Sindhu Sreedhara
 

Sindhu Sreedhara is a first year PhD student in Energy Resources Engineering. Her current research focusses on improving grid flexibility in India. During her master’s degree, also at Stanford, she worked on comparing and quantifying the detection capabilities of various methane detection technologies. Sindhu has an undergraduate degree in electrical engineering from IIT Madras and hopes to combine this quantitative background with economics to make energy decisions for a cleaner future. This summer, she will be at the California Air Resources Board (CARB) working on electricity pricing for zero emission vehicles. She is excited to learn how state agencies operate and to interact with the stakeholders involved in making policy decisions.

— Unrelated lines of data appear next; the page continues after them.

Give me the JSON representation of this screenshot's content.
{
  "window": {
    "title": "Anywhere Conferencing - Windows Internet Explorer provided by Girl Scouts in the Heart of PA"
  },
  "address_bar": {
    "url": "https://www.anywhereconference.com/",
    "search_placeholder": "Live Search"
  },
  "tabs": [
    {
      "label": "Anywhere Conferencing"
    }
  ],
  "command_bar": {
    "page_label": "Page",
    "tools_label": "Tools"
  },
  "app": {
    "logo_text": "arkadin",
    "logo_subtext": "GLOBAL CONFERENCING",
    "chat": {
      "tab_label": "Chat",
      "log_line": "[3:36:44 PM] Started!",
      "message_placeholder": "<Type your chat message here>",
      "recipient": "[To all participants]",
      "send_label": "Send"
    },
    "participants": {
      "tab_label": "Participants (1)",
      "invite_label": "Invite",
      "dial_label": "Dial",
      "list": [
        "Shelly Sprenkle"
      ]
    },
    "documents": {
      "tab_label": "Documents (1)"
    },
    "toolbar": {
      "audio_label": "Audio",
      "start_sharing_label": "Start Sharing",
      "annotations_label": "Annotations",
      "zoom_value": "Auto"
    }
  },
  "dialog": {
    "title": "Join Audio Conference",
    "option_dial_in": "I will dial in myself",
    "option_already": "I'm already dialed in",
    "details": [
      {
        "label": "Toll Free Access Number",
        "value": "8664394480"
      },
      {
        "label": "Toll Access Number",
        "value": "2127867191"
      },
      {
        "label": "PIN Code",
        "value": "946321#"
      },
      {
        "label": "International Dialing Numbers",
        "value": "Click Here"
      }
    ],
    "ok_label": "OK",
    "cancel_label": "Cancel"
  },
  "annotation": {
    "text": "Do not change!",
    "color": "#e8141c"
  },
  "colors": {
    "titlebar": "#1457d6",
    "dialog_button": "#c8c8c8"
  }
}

Jayne Stevenson

Jayne Stevenson is a junior at Stanford studying Earth Systems with a concentration in Human Environmental Systems. She is particularly interested in climate change issues and how climate policy can move the world toward net-zero greenhouse gas emissions. Jayne interned last summer at the Environmental Defense Fund and is excited to explore the state-agency side of climate and energy work this summer at the California Energy Commission in the Office of Chair David Hochschild. She hopes to learn more about the California energy system and how the CEC's work is advancing the state's climate and energy goals.

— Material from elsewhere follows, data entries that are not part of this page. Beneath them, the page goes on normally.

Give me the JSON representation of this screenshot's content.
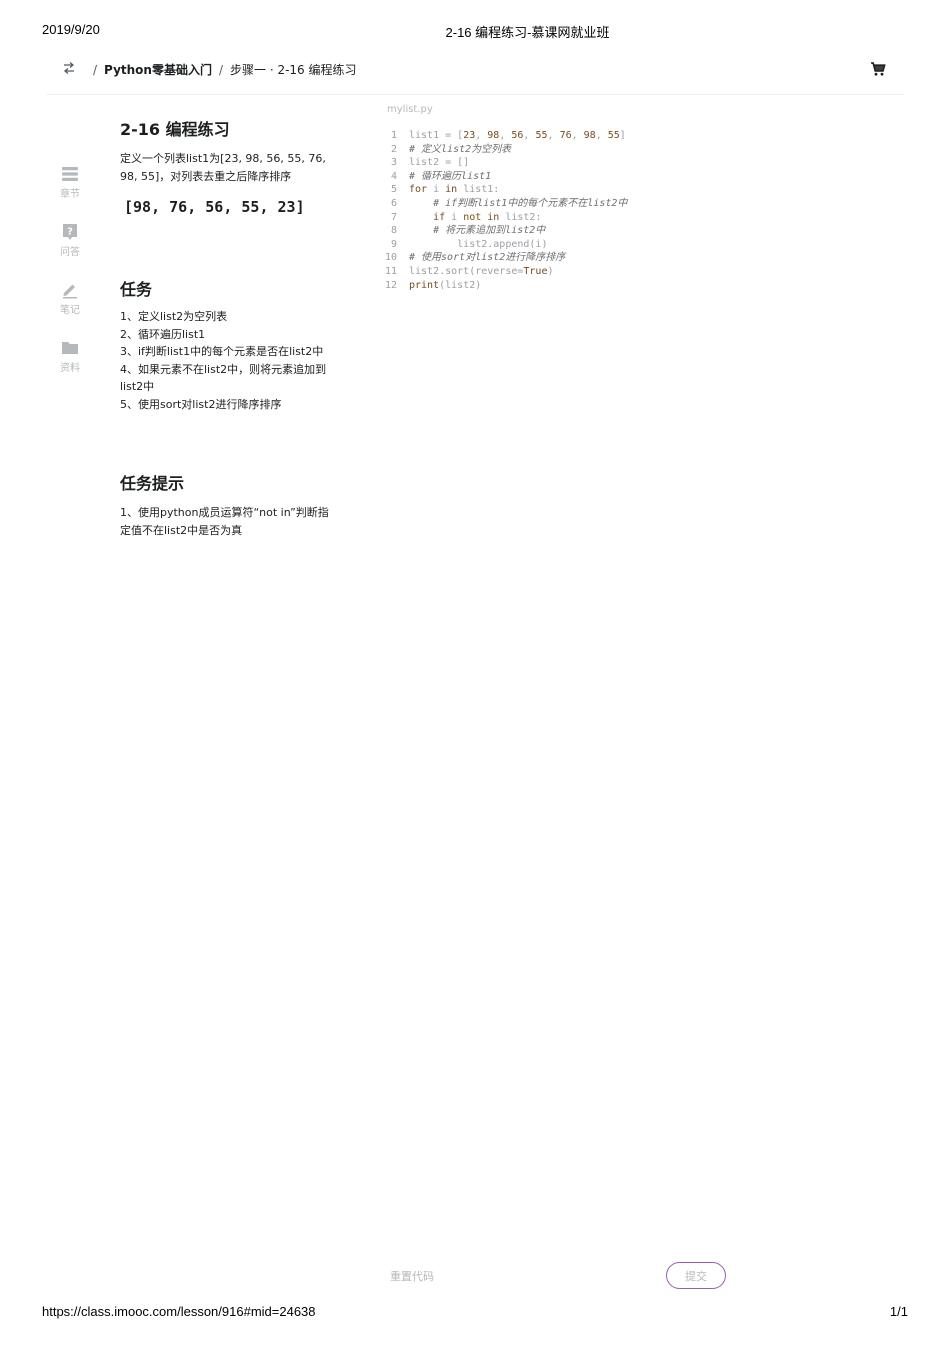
{
  "print_header": {
    "date": "2019/9/20",
    "title": "2-16 编程练习-慕课网就业班"
  },
  "print_footer": {
    "url": "https://class.imooc.com/lesson/916#mid=24638",
    "page": "1/1"
  },
  "topbar": {
    "back_icon": "switch-arrows-icon",
    "breadcrumb": {
      "separator": "/",
      "course": "Python零基础入门",
      "step": "步骤一 · 2-16 编程练习"
    },
    "cart_icon": "shopping-cart-icon"
  },
  "sidenav": {
    "items": [
      {
        "label": "章节",
        "icon": "chapters-icon"
      },
      {
        "label": "问答",
        "icon": "question-icon"
      },
      {
        "label": "笔记",
        "icon": "pencil-icon"
      },
      {
        "label": "资料",
        "icon": "folder-icon"
      }
    ]
  },
  "exercise": {
    "title": "2-16 编程练习",
    "description": "定义一个列表list1为[23, 98, 56, 55, 76, 98, 55]，对列表去重之后降序排序",
    "output": "[98, 76, 56, 55, 23]",
    "task_title": "任务",
    "tasks": [
      "1、定义list2为空列表",
      "2、循环遍历list1",
      "3、if判断list1中的每个元素是否在list2中",
      "4、如果元素不在list2中，则将元素追加到list2中",
      "5、使用sort对list2进行降序排序"
    ],
    "hint_title": "任务提示",
    "hint": "1、使用python成员运算符“not in”判断指定值不在list2中是否为真"
  },
  "editor": {
    "file_name": "mylist.py",
    "lines": [
      {
        "n": "1",
        "segs": [
          [
            "tx",
            "list1 = ["
          ],
          [
            "num",
            "23"
          ],
          [
            "tx",
            ", "
          ],
          [
            "num",
            "98"
          ],
          [
            "tx",
            ", "
          ],
          [
            "num",
            "56"
          ],
          [
            "tx",
            ", "
          ],
          [
            "num",
            "55"
          ],
          [
            "tx",
            ", "
          ],
          [
            "num",
            "76"
          ],
          [
            "tx",
            ", "
          ],
          [
            "num",
            "98"
          ],
          [
            "tx",
            ", "
          ],
          [
            "num",
            "55"
          ],
          [
            "tx",
            "]"
          ]
        ]
      },
      {
        "n": "2",
        "segs": [
          [
            "cm",
            "# 定义list2为空列表"
          ]
        ]
      },
      {
        "n": "3",
        "segs": [
          [
            "tx",
            "list2 = []"
          ]
        ]
      },
      {
        "n": "4",
        "segs": [
          [
            "cm",
            "# 循环遍历list1"
          ]
        ]
      },
      {
        "n": "5",
        "segs": [
          [
            "kw",
            "for"
          ],
          [
            "tx",
            " i "
          ],
          [
            "kw",
            "in"
          ],
          [
            "tx",
            " list1:"
          ]
        ]
      },
      {
        "n": "6",
        "segs": [
          [
            "tx",
            "    "
          ],
          [
            "cm",
            "# if判断list1中的每个元素不在list2中"
          ]
        ]
      },
      {
        "n": "7",
        "segs": [
          [
            "tx",
            "    "
          ],
          [
            "kw",
            "if"
          ],
          [
            "tx",
            " i "
          ],
          [
            "kw",
            "not in"
          ],
          [
            "tx",
            " list2:"
          ]
        ]
      },
      {
        "n": "8",
        "segs": [
          [
            "tx",
            "    "
          ],
          [
            "cm",
            "# 将元素追加到list2中"
          ]
        ]
      },
      {
        "n": "9",
        "segs": [
          [
            "tx",
            "        list2.append(i)"
          ]
        ]
      },
      {
        "n": "10",
        "segs": [
          [
            "cm",
            "# 使用sort对list2进行降序排序"
          ]
        ]
      },
      {
        "n": "11",
        "segs": [
          [
            "tx",
            "list2.sort(reverse="
          ],
          [
            "kw",
            "True"
          ],
          [
            "tx",
            ")"
          ]
        ]
      },
      {
        "n": "12",
        "segs": [
          [
            "kw",
            "print"
          ],
          [
            "tx",
            "(list2)"
          ]
        ]
      }
    ]
  },
  "actions": {
    "reset_label": "重置代码",
    "submit_label": "提交"
  },
  "colors": {
    "accent_border": "#9b59b6",
    "muted_text": "#b5b9bc",
    "code_keyword": "#7a4b1c"
  }
}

Liqian Zhang

Liqian Zhang is a first-year M.S. student in the Environmental Engineering program in Civil and Environmental Engineering at Stanford, and will intern with the City of Palo Alto Utilities. She has a B.S. degree in Civil and Environmental Engineering from Xi'an Jiaotong University in China. While her background is mostly technical, she is interested in the intersection of energy technology, policy, and the environment. She is looking forward to applying her analytical skills and learning more about the possible decarbonization reached by the existing energy policies.

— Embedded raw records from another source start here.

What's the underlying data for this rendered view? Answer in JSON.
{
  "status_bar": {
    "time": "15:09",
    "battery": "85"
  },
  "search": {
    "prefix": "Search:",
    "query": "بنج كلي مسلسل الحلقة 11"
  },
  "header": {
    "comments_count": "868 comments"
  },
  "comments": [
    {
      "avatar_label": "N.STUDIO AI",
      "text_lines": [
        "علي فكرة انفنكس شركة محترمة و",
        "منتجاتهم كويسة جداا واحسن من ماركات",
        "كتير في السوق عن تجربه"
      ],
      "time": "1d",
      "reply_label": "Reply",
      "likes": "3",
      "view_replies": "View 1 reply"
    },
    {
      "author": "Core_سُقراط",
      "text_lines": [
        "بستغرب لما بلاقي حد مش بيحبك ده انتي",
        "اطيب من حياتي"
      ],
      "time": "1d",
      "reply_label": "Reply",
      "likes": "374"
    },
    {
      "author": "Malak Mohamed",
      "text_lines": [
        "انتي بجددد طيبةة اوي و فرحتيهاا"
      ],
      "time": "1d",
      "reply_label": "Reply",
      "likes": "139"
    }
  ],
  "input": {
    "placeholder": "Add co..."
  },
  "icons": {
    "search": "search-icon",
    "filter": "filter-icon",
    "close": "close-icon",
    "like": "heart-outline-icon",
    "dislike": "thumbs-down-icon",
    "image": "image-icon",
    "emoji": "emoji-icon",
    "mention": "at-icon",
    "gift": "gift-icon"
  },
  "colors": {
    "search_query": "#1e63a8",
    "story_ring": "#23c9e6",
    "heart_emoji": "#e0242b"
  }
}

Allan Zhao

Allan Zhao is a third-year undergraduate student majoring in political science. A California Bay Area native, Allan was raised surrounded by pioneers in sustainable technology but also became increasingly frustrated at the inaccessibility of these same technologies to many communities. His previous work in local government and Congressional offices expands upon his policy-oriented background, working to bridge the gap in access to clean technology.

Allan envisions a future of clean transportation that is a synthesis of public transit and clean personal transit options that builds a network to connects urban and rural America. As a Summer 2020 Intern for the California Air Resources Board (CARB), he hopes to expand his understanding of environmental policy encouraging the adoption of electric vehicles in pursuit of this vision.


Wenxi Zhao

Wenxi Zhao is a first-year master student in Environmental Engineering. One year ago, she was an undergrad at the University of Waterloo, working on her thesis project about the attenuation of artificial sweeteners in a local reservoir. The research experience inspired her about how remote sensing systems and data analysis could impact hydrology studies, therefore she started to take courses that related to sensing, data, and AI in her master's study. Right now, she is working on two projects, one is developing an apparatus that can turn bio-waste into biochar for water filtration or soil amendment, the other is related to benchmarking the energy storage market. Wenxi is excited about the summer internship in the California Department of Water Resources (DWR), and she hopes to understand the interplay of the renewable energy implementation and the traditional energy portfolio by deeply engaging in the whole-spectrum assessment of integrating solar energy into the State Water Project. Learning from the state-of-art practice of rejuvenating the traditional municipal utilities with renewable energy resources encourages her to think about decarbonization from a much broader horizon.